Worries for Locals
Although the casinos are undoubtedly a financial beacon for the islands, local church leaders are concerned about how they can influence the local subclass of relatively poor residents. "Our concern is that the social life of the people [of Samoa] will be spoiled," said Maauga Motu, Secretary General of the National Council of the Samoa Church, in a recent Australia-Australia interview. "That's always the end result of playing games like this in the casino, they'll always lose," said Motu.
Apparently to address this concern (and in what may seem a strange step to people familiar with Las Vegas, where residents and even employees are generally welcomed and encouraged to play), says Robbie Kearney, chief executive of Samoa's Gambling Control Authority, whereas while the new homes create jobs for locals, they are not allowed in the casinos as players. Kearney says that customers are not allowed without a strange passport or staying in a recognized hotel or resort on the island. "The casino owner will allow [their] danger, because if we catch them, we will impose sanctions," Kearney warned.
Jobs for Samozen
While forbidden to play in the new homes, Kearney said that locals get priority for work in the new casinos. "Once we reach the boundaries of what we can deliver from the local Sami people, the conversation is about whether they can get a visa to enable and work for people," he said about potential employment, the new gaming homes will create.

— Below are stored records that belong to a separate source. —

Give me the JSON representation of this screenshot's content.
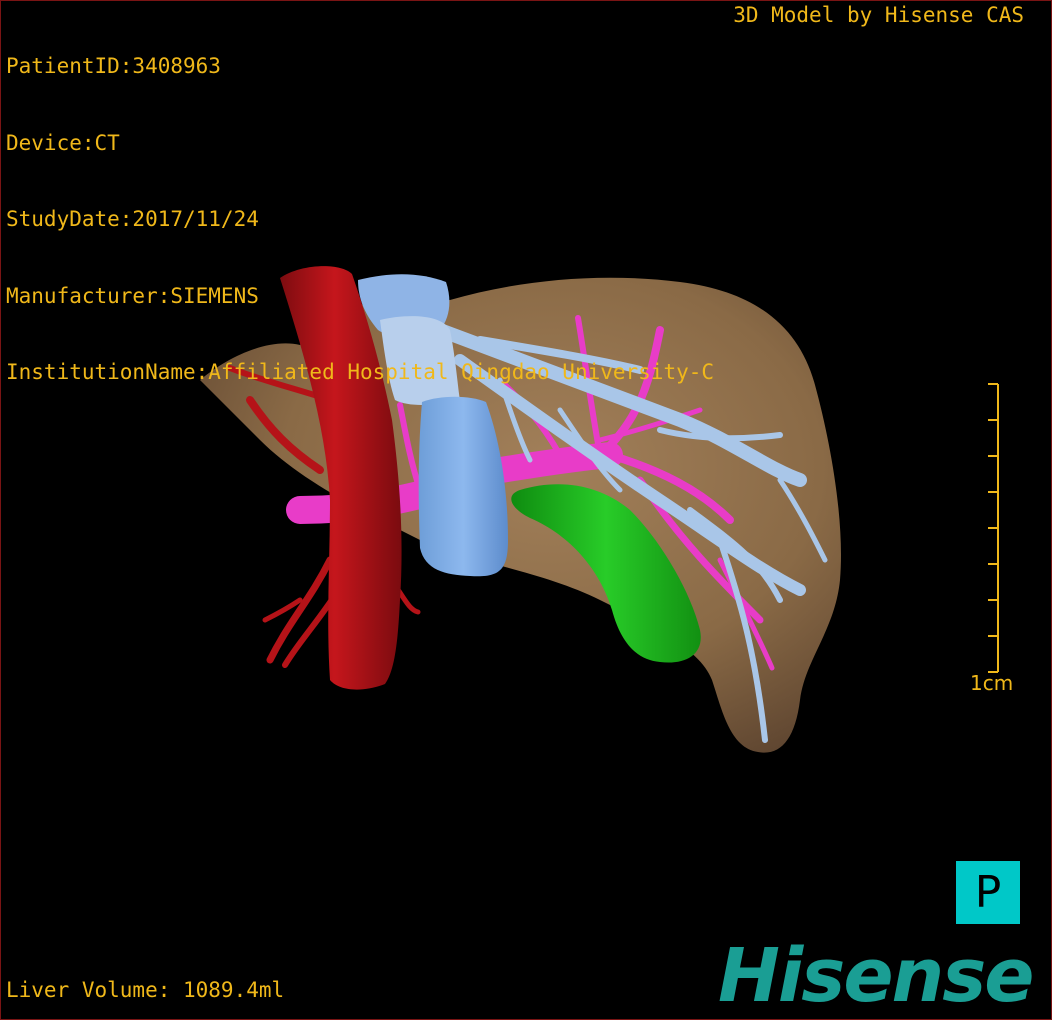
{
  "info": {
    "patient_id": "PatientID:3408963",
    "device": "Device:CT",
    "study_date": "StudyDate:2017/11/24",
    "manufacturer": "Manufacturer:SIEMENS",
    "institution": "InstitutionName:Affiliated Hospital Qingdao University-C"
  },
  "model_credit": "3D Model by Hisense CAS",
  "liver_volume": "Liver Volume: 1089.4ml",
  "scale_bar": {
    "label": "1cm",
    "ticks": 9
  },
  "orientation_button": "P",
  "logo_text": "Hisense",
  "colors": {
    "text": "#f0b81a",
    "liver": "#8a6a46",
    "artery_ivc": "#b51318",
    "portal_vein": "#e83cc8",
    "hepatic_vein": "#a9c6e8",
    "gallbladder": "#1fb81f",
    "orientation_button_bg": "#00c8c8",
    "logo": "#1a9e94"
  }
}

Apia, Samoa, where the new casinos are being built, is the largest city and capital of the island. The estimated local population, based on the 2017 count, amounts to 37 700, and besides tourism, the economy is running around the export of local fish and copra, the dried coconut meat. Polynesian Airlines also has its headquarters in the capital.